This book features recurring and perpetually single narrator Rob, who amusingly details his life. In the opening title story, he and his pal Chris meet in a bar with Chris’ friends Joe and Stacy. Rob, fascinated by the fact that Stacy is a stripper, vividly recalls when he “nearly got involved with a stripper.” At a strip club six months earlier, he’d felt a connection to a dancer onstage, and though they barely spoke, he’d fallen in love and fantasized holding her in his arms. In the short but sweet “A Short Walk with Erica,” middle-aged Rob is in college, regularly walking to the school cafeteria with the younger Erica. On the last day of the term, Rob, knowing he may never see Erica again, tries to make the most out of what’s likely their final walk together. Rob is love-struck once again in “Aphrodite’s Grill,” in which he sits in a bar and slowly works up the nerve to ask out the bartender. The book’s final tale, “All the Things I Shouldn’t Say,” is also its longest. The entire story is Rob’s extended, blatantly honest online dating profile. He openly discusses his failed 9-year marriage and his subsequent single life. After risking unprotected sex with a woman who admits to having an STD, Rob constantly fears spotting signs of disease on his body. While he acknowledges his frankness may turn away potential dates, he’s merely trying to present the truest version of himself that he possibly can.

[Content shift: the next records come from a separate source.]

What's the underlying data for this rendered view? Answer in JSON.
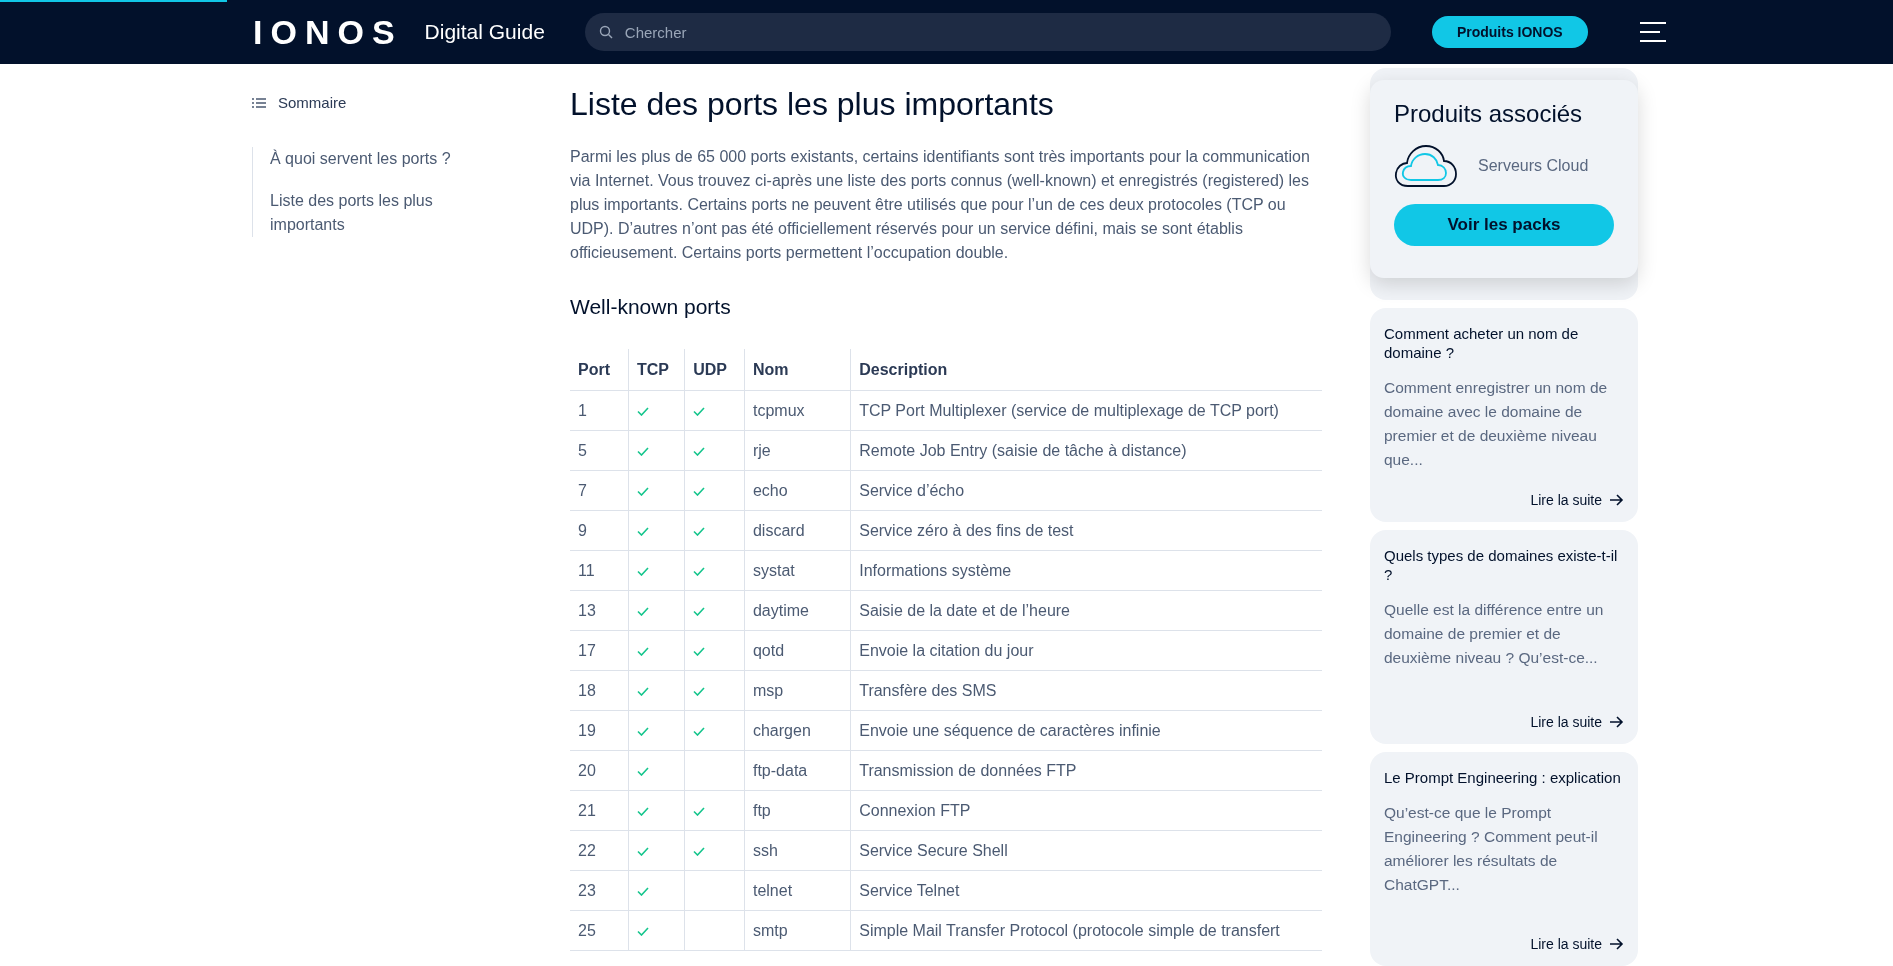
{
  "reading_progress": {
    "level": 0.12
  },
  "header": {
    "logo": "IONOS",
    "site_name": "Digital Guide",
    "search": {
      "placeholder": "Chercher"
    },
    "cta": "Produits IONOS"
  },
  "toc": {
    "title": "Sommaire",
    "items": [
      {
        "label": "À quoi servent les ports ?",
        "selected": false
      },
      {
        "label": "Liste des ports les plus importants",
        "selected": false
      }
    ]
  },
  "article": {
    "title": "Liste des ports les plus importants",
    "paragraph": "Parmi les plus de 65 000 ports existants, certains identifiants sont très importants pour la communication via Internet. Vous trouvez ci-après une liste des ports connus (well-known) et enregistrés (registered) les plus importants. Certains ports ne peuvent être utilisés que pour l’un de ces deux protocoles (TCP ou UDP). D’autres n’ont pas été officiellement réservés pour un service défini, mais se sont établis officieusement. Certains ports permettent l’occupation double.",
    "subtitle": "Well-known ports",
    "table": {
      "columns": [
        "Port",
        "TCP",
        "UDP",
        "Nom",
        "Description"
      ],
      "rows": [
        {
          "port": "1",
          "tcp": true,
          "udp": true,
          "name": "tcpmux",
          "description": "TCP Port Multiplexer (service de multiplexage de TCP port)"
        },
        {
          "port": "5",
          "tcp": true,
          "udp": true,
          "name": "rje",
          "description": "Remote Job Entry (saisie de tâche à distance)"
        },
        {
          "port": "7",
          "tcp": true,
          "udp": true,
          "name": "echo",
          "description": "Service d’écho"
        },
        {
          "port": "9",
          "tcp": true,
          "udp": true,
          "name": "discard",
          "description": "Service zéro à des fins de test"
        },
        {
          "port": "11",
          "tcp": true,
          "udp": true,
          "name": "systat",
          "description": "Informations système"
        },
        {
          "port": "13",
          "tcp": true,
          "udp": true,
          "name": "daytime",
          "description": "Saisie de la date et de l’heure"
        },
        {
          "port": "17",
          "tcp": true,
          "udp": true,
          "name": "qotd",
          "description": "Envoie la citation du jour"
        },
        {
          "port": "18",
          "tcp": true,
          "udp": true,
          "name": "msp",
          "description": "Transfère des SMS"
        },
        {
          "port": "19",
          "tcp": true,
          "udp": true,
          "name": "chargen",
          "description": "Envoie une séquence de caractères infinie"
        },
        {
          "port": "20",
          "tcp": true,
          "udp": false,
          "name": "ftp-data",
          "description": "Transmission de données FTP"
        },
        {
          "port": "21",
          "tcp": true,
          "udp": true,
          "name": "ftp",
          "description": "Connexion FTP"
        },
        {
          "port": "22",
          "tcp": true,
          "udp": true,
          "name": "ssh",
          "description": "Service Secure Shell"
        },
        {
          "port": "23",
          "tcp": true,
          "udp": false,
          "name": "telnet",
          "description": "Service Telnet"
        },
        {
          "port": "25",
          "tcp": true,
          "udp": false,
          "name": "smtp",
          "description": "Simple Mail Transfer Protocol (protocole simple de transfert"
        }
      ]
    }
  },
  "related_products": {
    "title": "Produits associés",
    "product": "Serveurs Cloud",
    "button": "Voir les packs"
  },
  "related_articles": [
    {
      "title": "Comment acheter un nom de domaine ?",
      "excerpt": "Comment enregistrer un nom de domaine avec le domaine de premier et de deuxième niveau que...",
      "link": "Lire la suite"
    },
    {
      "title": "Quels types de domaines existe-t-il ?",
      "excerpt": "Quelle est la différence entre un domaine de premier et de deuxième niveau ? Qu’est-ce...",
      "link": "Lire la suite"
    },
    {
      "title": "Le Prompt Engineering : explication",
      "excerpt": "Qu’est-ce que le Prompt Engineering ? Comment peut-il améliorer les résultats de ChatGPT...",
      "link": "Lire la suite"
    }
  ]
}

Single employs a conversational writing style in all the stories. Rob, for example, ends his sentences with “you know?” or seemingly works out descriptions as he goes along: “She’s standing next to one of those three-candles-in-one, candlestick holder, things. A candelabrum, right?” This approach gives Rob some much-needed personality in the first three stories because readers learn very little about the man himself. But the final tale delves into his background, which includes an abusive father. The narrator sometimes comes across as sexist, like when he implies women are manipulative, expecting men “to do all the approaching” while keeping mace handy for any of the scary ones. But he counters these notions with even less complimentary ones for men. In one instance, he says a woman interested in great sex, a meaningful relationship, and a family doesn’t even need a man. Moreover, Rob is progressively more likable, especially as a divorcé in “All the Things I Shouldn’t Say.” This is the collection’s funniest, most insightful entry, even as Rob is worried about a potential STD. Nevertheless, his narration throughout the book is humorously dry. When trying to uncomplicate his love life, he muses, “I think going to Europe was my way to remove love from the sex equation. I’d give you a formula with square roots and division signs, but I haven’t got it all figured out.” One can only hope that someone will respond to his dating profile.

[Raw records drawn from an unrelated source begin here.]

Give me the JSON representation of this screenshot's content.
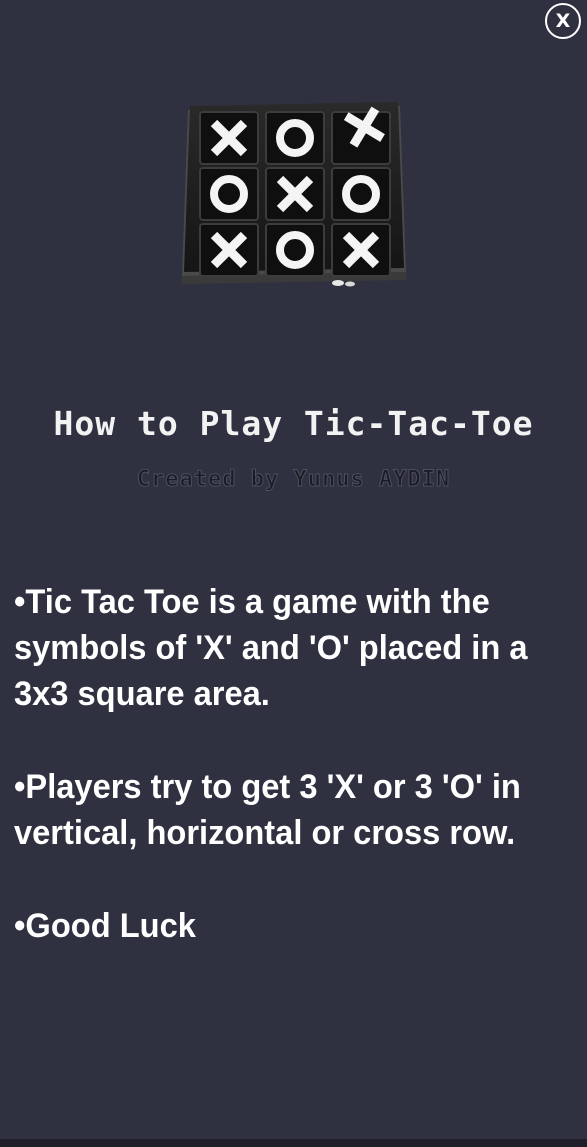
{
  "close_button": {
    "label": "X"
  },
  "header": {
    "title": "How to Play Tic-Tac-Toe",
    "subtitle": "Created by Yunus AYDIN"
  },
  "board": {
    "cells": [
      "X",
      "O",
      "X",
      "O",
      "X",
      "O",
      "X",
      "O",
      "X"
    ]
  },
  "instructions": [
    {
      "text": "•Tic Tac Toe is a game with the symbols of 'X' and 'O' placed in a 3x3 square area."
    },
    {
      "text": "•Players try to get 3 'X' or 3 'O' in vertical, horizontal or cross row."
    },
    {
      "text": "•Good Luck"
    }
  ],
  "colors": {
    "background": "#2f3140",
    "text": "#ffffff"
  }
}
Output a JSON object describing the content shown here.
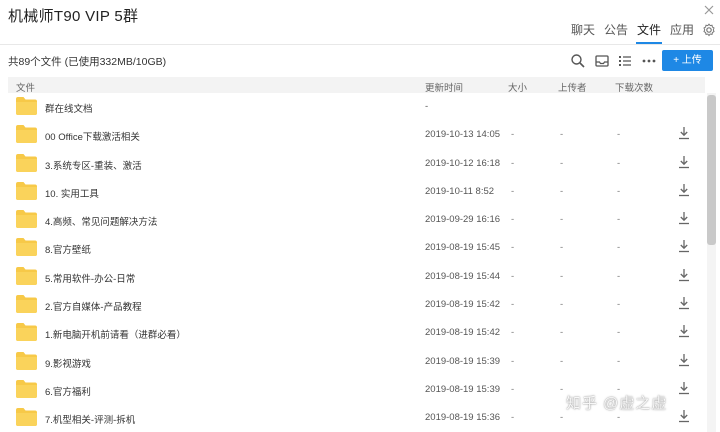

An imperfect lead admirably and entertainingly searches for love.